Being the mother of an athlete is a challenging yet rewarding role. So MomsTEAM has declared May as Sports Moms Month and is celebrating by asking some of our favorite sports moms to share their wisdom by responding to a series of questions.
So far this month we have heard from a fascinating range of sports moms, from a mom of an Olympic athlete to moms who were themselves Olympic athletes, from a mom of two former minor league baseball players to a Minnesota hockey mom and author.
Today, we hear from Sandy Kimbrell, mother of a USA Baseball player, Anna Kimbrell:
MomsTEAM: Were you an athlete and what sports did you play as a youth (under 19)?
Kimbrell: I grew up the middle child with an older and younger brother; we were all active and athletic as youngsters and always seemed to have a house/yard full of the local neighborhood kids around. There were lots of pick-up tag football, camping, minibike and bicycle riding on a daily basis. During my adolescent and teenage years I played on the middle school basketball team, but chose to go the musical route in high school and opted for band (both marching and concert band). I still enjoy working out, running, motorcycle riding, and an occasional kickball or flag football game.
MomsTEAM: What is the most rewarding aspect of being a sports mom?
Kimbrell: The most rewarding aspect of being a sports mom is seeing, cultivating and supporting the God-given talent my child has within. It's been a bonus to sit back and watch how all the groundwork and guidance set forth early on (from many people) has allowed Anna to excel to her greatest potential and truly, fully live her dream by the age of 15 (Team USA)...and beyond.
MomsTEAM: What lesson has your sports-active child taught you?
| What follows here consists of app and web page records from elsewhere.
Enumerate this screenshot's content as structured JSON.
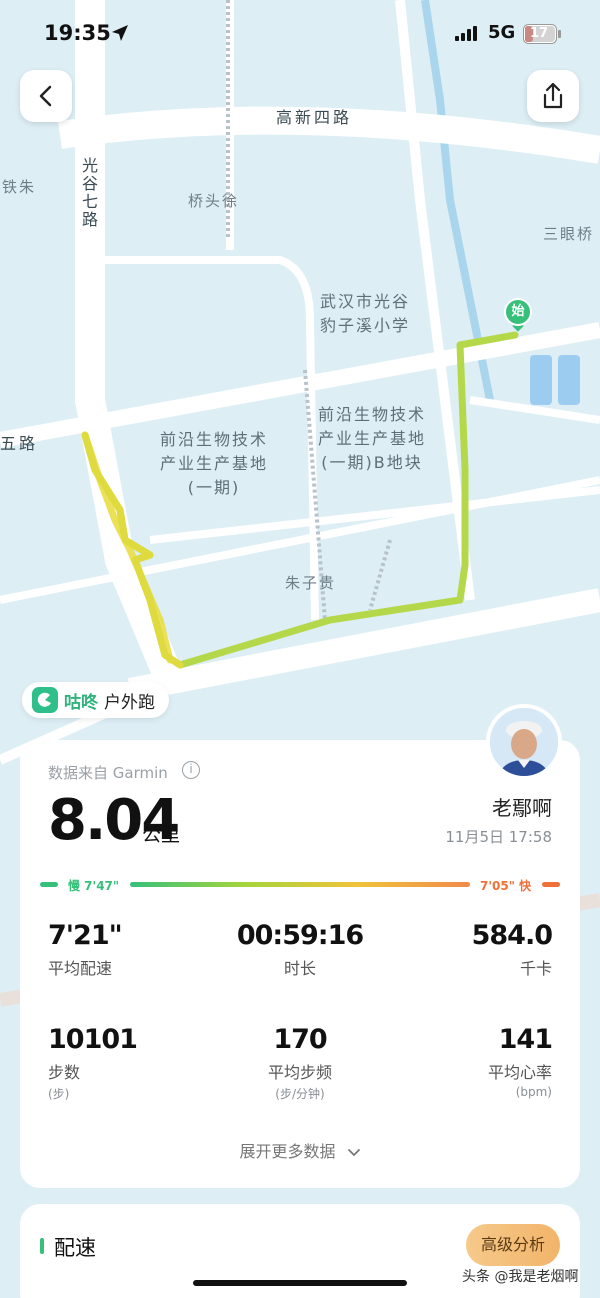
{
  "status_bar": {
    "time": "19:35",
    "network": "5G",
    "battery": "17"
  },
  "map": {
    "roads": [
      "高新四路",
      "光谷七路",
      "五路"
    ],
    "places": [
      "铁朱",
      "桥头徐",
      "三眼桥",
      "朱子贵"
    ],
    "school": [
      "武汉市光谷",
      "豹子溪小学"
    ],
    "area_a": [
      "前沿生物技术",
      "产业生产基地",
      "(一期)"
    ],
    "area_b": [
      "前沿生物技术",
      "产业生产基地",
      "(一期)B地块"
    ],
    "start_marker": "始"
  },
  "activity": {
    "app_name": "咕咚",
    "type": "户外跑"
  },
  "summary": {
    "source": "数据来自 Garmin",
    "distance": "8.04",
    "distance_unit": "公里",
    "user_name": "老鄢啊",
    "date": "11月5日 17:58",
    "pace_slow": "慢 7'47\"",
    "pace_fast": "7'05\" 快",
    "expand_label": "展开更多数据"
  },
  "stats": [
    {
      "value": "7'21\"",
      "label": "平均配速",
      "unit": ""
    },
    {
      "value": "00:59:16",
      "label": "时长",
      "unit": ""
    },
    {
      "value": "584.0",
      "label": "千卡",
      "unit": ""
    },
    {
      "value": "10101",
      "label": "步数",
      "unit": "(步)"
    },
    {
      "value": "170",
      "label": "平均步频",
      "unit": "(步/分钟)"
    },
    {
      "value": "141",
      "label": "平均心率",
      "unit": "(bpm)"
    }
  ],
  "pace_section": {
    "title": "配速",
    "advanced_button": "高级分析"
  },
  "watermark": "头条 @我是老烟啊",
  "colors": {
    "accent_green": "#36c07a",
    "route_yellow": "#e3d84a",
    "route_green": "#a4d43c",
    "fast_orange": "#f0703a"
  }
}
Kimbrell: I was able to witness my father living out his passion of flying almost every day of my life. Financially, he wasn't able to begin taking flying lessons until he was married with 3 small children and a second job. Due to that delay in persuing his dream (no early parental support of flying), he was stopped just short of, and his ultimate dream of being an airline pilot was never reached.
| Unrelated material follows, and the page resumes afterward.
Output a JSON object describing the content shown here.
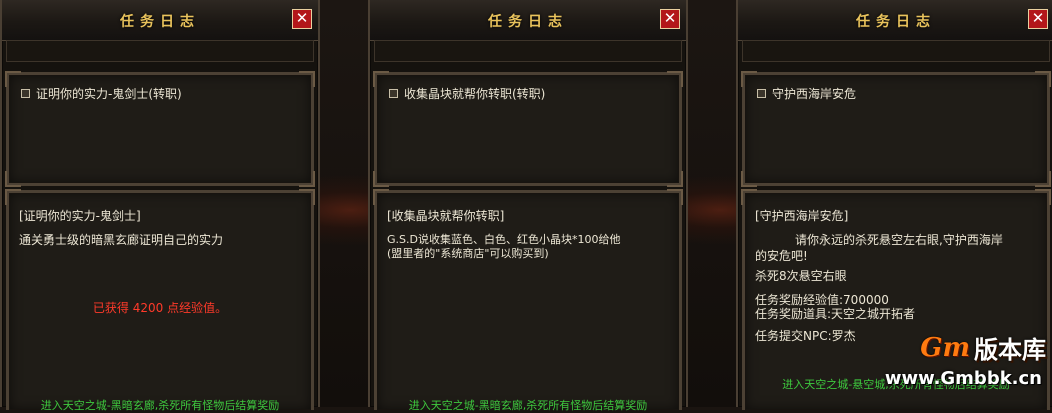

I witnessed Anna's talent level early on (age 5) and wanted to make sure she had the parental support she would need to follow her passions and bring her dreams to fruition - whatever they were. I have learned/seen proof that everyone has a God-given talent, and with proper support and hard work dreams CAN and DO come true.
MomsTEAM: What is the most important lesson your child is learning from his/her sport?
Kimbrell: Years of competitive swimming and baseball games have taught Anna many lessons, and has contributed to her developing the character that is required of an athlete in represent the United States. Being the only girl on the boys baseball team has been both difficult and fun at the same time.
- She's learned over and over again, through bad calls by umpires, intentionally being hit by pitchers, and being used as the #2 man on the bench to push (threaten) the #1 man on the field to excel to HIS/HER potential, that life's not fair.
- She's learned that you can only control what YOU can control, meaning bad calls, chauvenistic attitudes, your attitude AND response, and ultimately life in general.
- Anna has also learned to be a hard worker and to be thankful and appreciative to all of the people who have helper her to reach her goal. A local FOX News channel recently did a story on Women's Baseball/Team USA. Anna was interviewed via Skype for the story. The video has now been posted on facebook pages all over the country by Anna's friends. I noticed friends were leaving complimentary remarks below the post. Anna replied, "Thanks y'all! Just living the dream." :)
MomsTEAM: If you could "flip a switch" and change one thing about the culture of youth sports what would it be?
Kimbrell: If I could change 1 thing about the culture of youth sports I would like to take away/ban all of the coaches who are coaching their own children. I've witnessed the favoritism and pettiness that goes along with this situation - the parents live their dreams through their children and it usually saps fun for all from the game. The child usually ends up the loser, and may walk away from a sport/athletic ability that is unable to come to fruition.
MomsTEAM: Here's a chance to brag a little: what have you done to make sports better for kids?
Kimbrell: It has truly been a joy to be a part of Anna's continuing journey. Sometimes, I wake up and wonder why I was chosen to be a part of HER life. She is SUCH a role model! My dream is to help/support every 'little Anna' following in her footsteps.
USA Baseball's NTIS (National Team Identification Series) has been designed to help jump start the dreams of young girls like Anna. It will help Team USA coaches identify/evaluate up and coming women's baseball talent in the US. This newly adopted program for 14 -16 year old female baseball players will help to continue strengthing the foundation of our Women's National Baseball team, with hopes of returning the GOLD to the USA in 2014.
Update: On August 1, 2012, USA Baseball announced in Salt Lake City that Anna had been selected as a member of the 20-player 2012 Women's National Baseball Team, which will head to Edmonton, Alberta, Canada for World Cup competition scheduled to begin on Friday, August 10, 2012. Congratulations to Anna! For complete, up-to-date schedules and stats, click here.
Update: July 20, 2015: Women's Baseball Makes History With Debut at Pan Am Games http://nyti.ms/1Vn4XQ0
Sandy Kimbrell lives in Charlotte, North Carolina.